It is not always clear to which of the nearby larger communities the few families of Jews in the smaller villages would have belonged. It is important to look carfully in the surrounding communities. Within the pre-1918 Hungarian Kingdom, many places had different German, Hungarian and Slavic names.
The Genealogical Society of Utah has microfilmed all the Jewish registers that have been saved in the National Archives in Zagreb and Osijek. Records that were not deposited into the public archives may be in possession of local Jewish communities.
In general, the Jewish registers cover the time period from 1850 to 1895, when civil registration of births, marriages and deaths was introduced. Some registers go back to the late 1700s and early 1800s, but it was only in 1787 that Emperor Joseph II ordered the Jews throughout Hapsburg territories to adopt German family names to replace their Hebrew patronyms. The names could have been spelled differently from the way they are spelled now.
The authorities required more than one copy of registers be kept. Thus, some registers are misleading because they are later transcripts written in the same handwriting covering many decades in which the rabbi or scribe has preserved the history of the families of the community by including the births and parentage of newly arrived members of the community. For example, registers of births may include births that had occured in places as distant as Moravia.
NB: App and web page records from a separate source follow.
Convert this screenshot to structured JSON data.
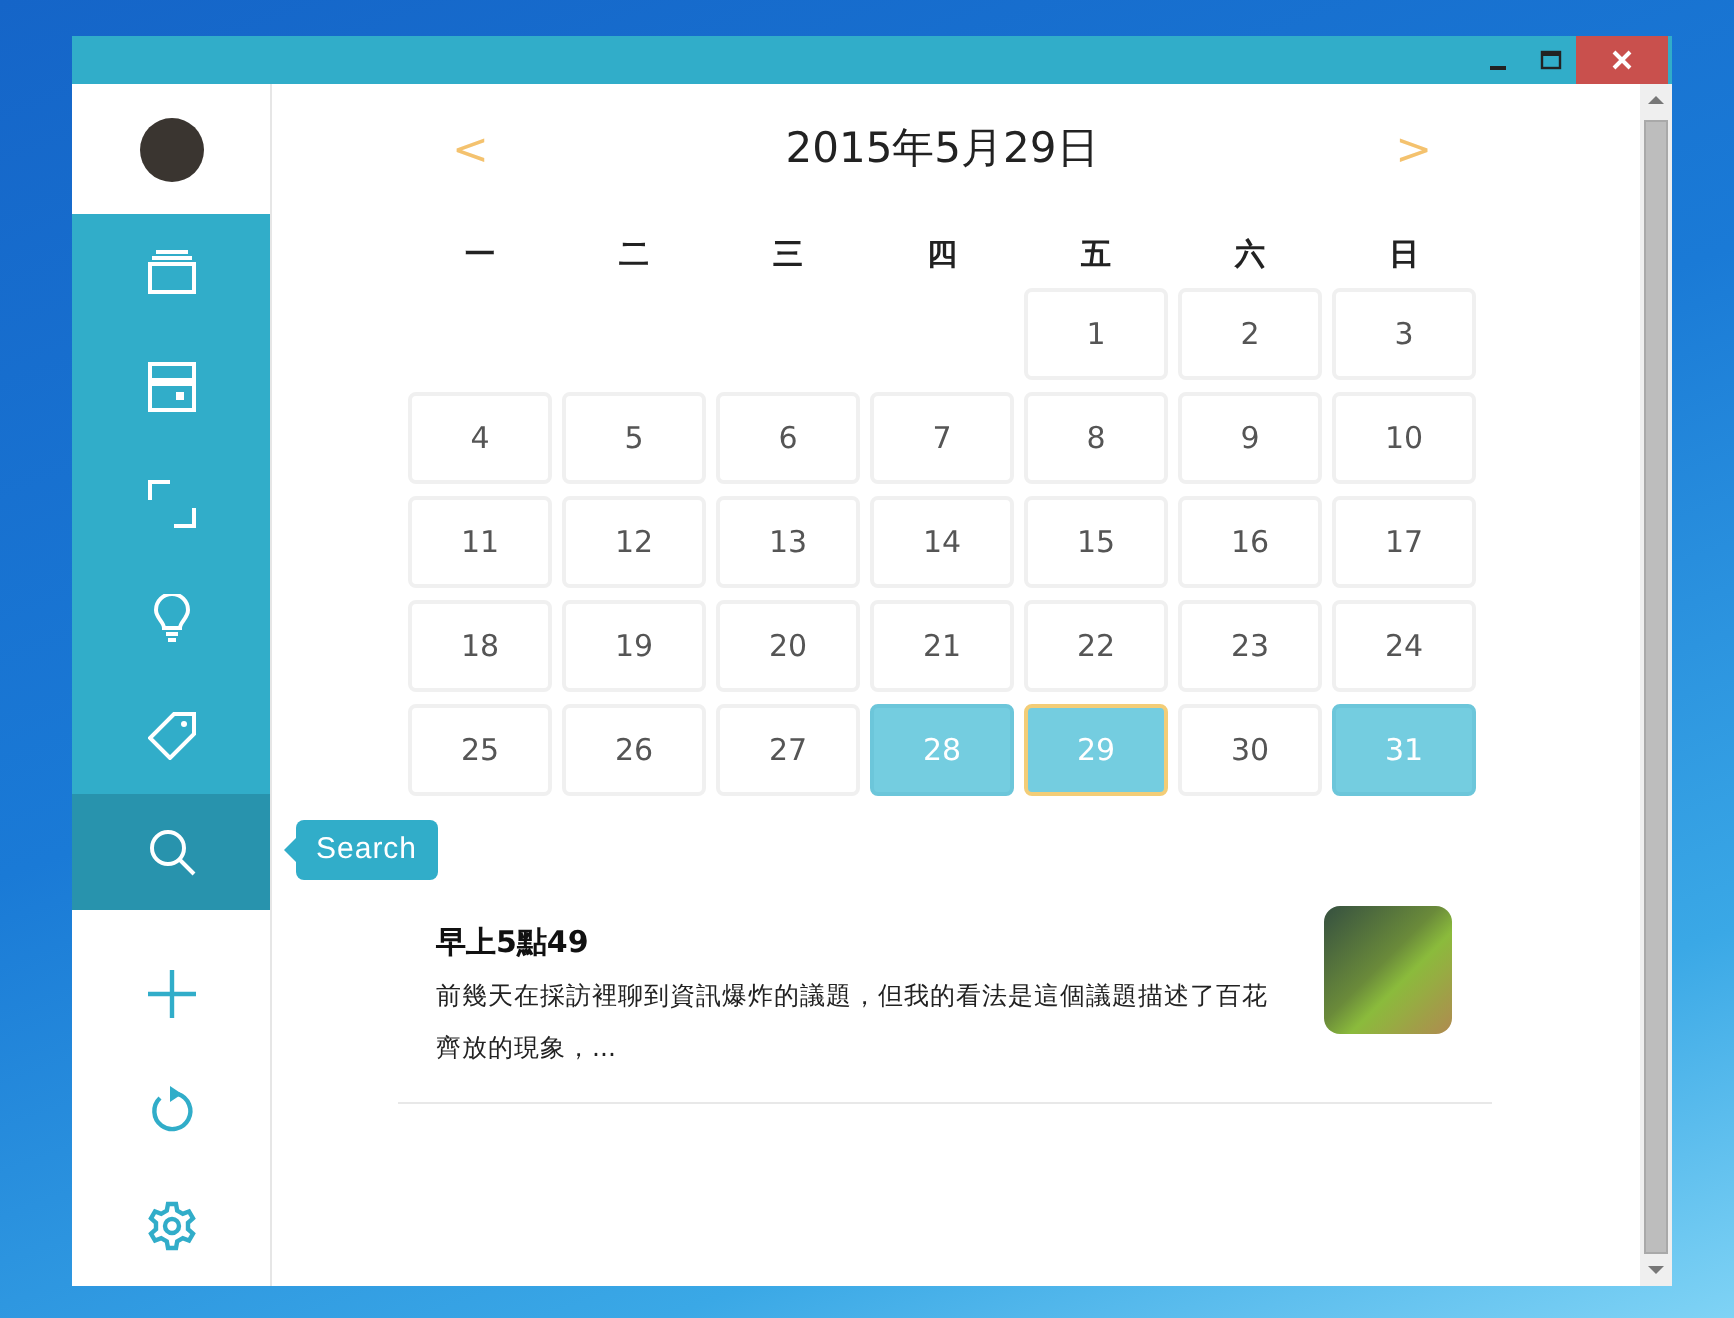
{
  "sidebar": {
    "nav_items": [
      {
        "selected": false
      },
      {
        "selected": false
      },
      {
        "selected": false
      },
      {
        "selected": false
      },
      {
        "selected": false
      },
      {
        "selected": true
      }
    ],
    "tooltip": "Search"
  },
  "calendar": {
    "prev": "<",
    "title": "2015年5月29日",
    "next": ">",
    "weekdays": [
      "一",
      "二",
      "三",
      "四",
      "五",
      "六",
      "日"
    ],
    "weeks": [
      [
        {
          "day": "1",
          "selected": false,
          "has_entry": false
        },
        {
          "day": "2",
          "selected": false,
          "has_entry": false
        },
        {
          "day": "3",
          "selected": false,
          "has_entry": false
        }
      ],
      [
        {
          "day": "4",
          "selected": false,
          "has_entry": false
        },
        {
          "day": "5",
          "selected": false,
          "has_entry": false
        },
        {
          "day": "6",
          "selected": false,
          "has_entry": false
        },
        {
          "day": "7",
          "selected": false,
          "has_entry": false
        },
        {
          "day": "8",
          "selected": false,
          "has_entry": false
        },
        {
          "day": "9",
          "selected": false,
          "has_entry": false
        },
        {
          "day": "10",
          "selected": false,
          "has_entry": false
        }
      ],
      [
        {
          "day": "11",
          "selected": false,
          "has_entry": false
        },
        {
          "day": "12",
          "selected": false,
          "has_entry": false
        },
        {
          "day": "13",
          "selected": false,
          "has_entry": false
        },
        {
          "day": "14",
          "selected": false,
          "has_entry": false
        },
        {
          "day": "15",
          "selected": false,
          "has_entry": false
        },
        {
          "day": "16",
          "selected": false,
          "has_entry": false
        },
        {
          "day": "17",
          "selected": false,
          "has_entry": false
        }
      ],
      [
        {
          "day": "18",
          "selected": false,
          "has_entry": false
        },
        {
          "day": "19",
          "selected": false,
          "has_entry": false
        },
        {
          "day": "20",
          "selected": false,
          "has_entry": false
        },
        {
          "day": "21",
          "selected": false,
          "has_entry": false
        },
        {
          "day": "22",
          "selected": false,
          "has_entry": false
        },
        {
          "day": "23",
          "selected": false,
          "has_entry": false
        },
        {
          "day": "24",
          "selected": false,
          "has_entry": false
        }
      ],
      [
        {
          "day": "25",
          "selected": false,
          "has_entry": false
        },
        {
          "day": "26",
          "selected": false,
          "has_entry": false
        },
        {
          "day": "27",
          "selected": false,
          "has_entry": false
        },
        {
          "day": "28",
          "selected": false,
          "has_entry": true
        },
        {
          "day": "29",
          "selected": true,
          "has_entry": true
        },
        {
          "day": "30",
          "selected": false,
          "has_entry": false
        },
        {
          "day": "31",
          "selected": false,
          "has_entry": true
        }
      ]
    ]
  },
  "entries": [
    {
      "title": "早上5點49",
      "excerpt": "前幾天在採訪裡聊到資訊爆炸的議題，但我的看法是這個議題描述了百花齊放的現象，..."
    }
  ]
}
Required format of the Jewish registers was introduced about 1885. Registers were kept in two or more copies or were periodically transcribed so it is necessary to look at all copies available and compare them. Young people, often only in their teens, moved considerable distances away from their birth places and parents in search of work and new homes. They might find spouses in the new communities or return home to find a spouse and then to bring a part or all of their family with them to the new community.
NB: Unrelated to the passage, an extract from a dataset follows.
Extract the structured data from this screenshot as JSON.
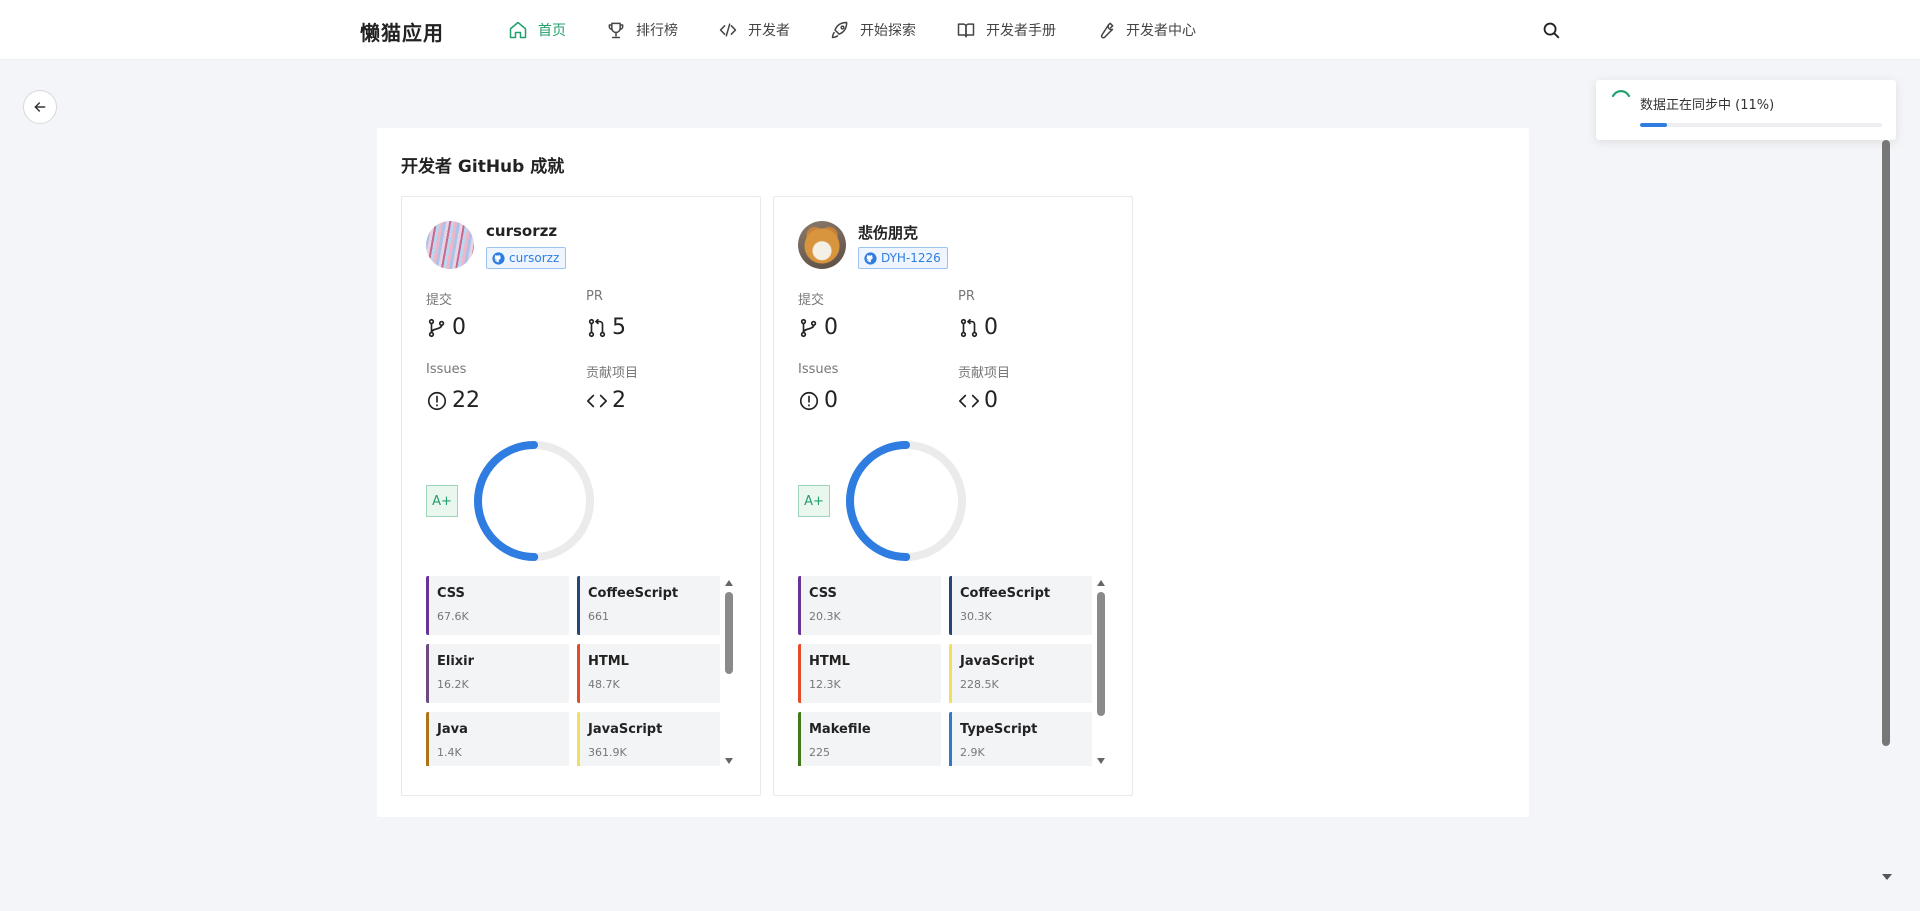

1828 Hungarian Census
The Hungarian census of 1828 is of considerable interest and importance, although it supplies limited family information. The census covered all of the old Hungary. Under each town or village, it lists all heads of families or occupiers of land.
Taxation records, for the purpose of the imposition on Jews of the so-called Toleration Tax, give the name of the head of the household together with the number of members of the househol in various categories and the amont of tax assessed.
1848 Jewish Census
In early 1848 Hungarian government ordered a special census of all Jews. The 1848 Jewish census has not survived for all Hungarian counties. These records supply the name of the head of household, wife's maiden name and names of children, together with ages and places of birth, professions and length of time an immigrant had been in Hungary or in his 1848 place of residence.
Number of Jewish registers include Konskription, which meant census or enrollment. They are similar to the 1848 census but give actual dates of birth instead of age.
For more information on this topic see an excellent article Researching Jewish Family History in Croatia, Slavonia and Hungary by Malcolm Scott Hardy published in AVOTAYNU (Volume XVII, Number 3, Fall 2001).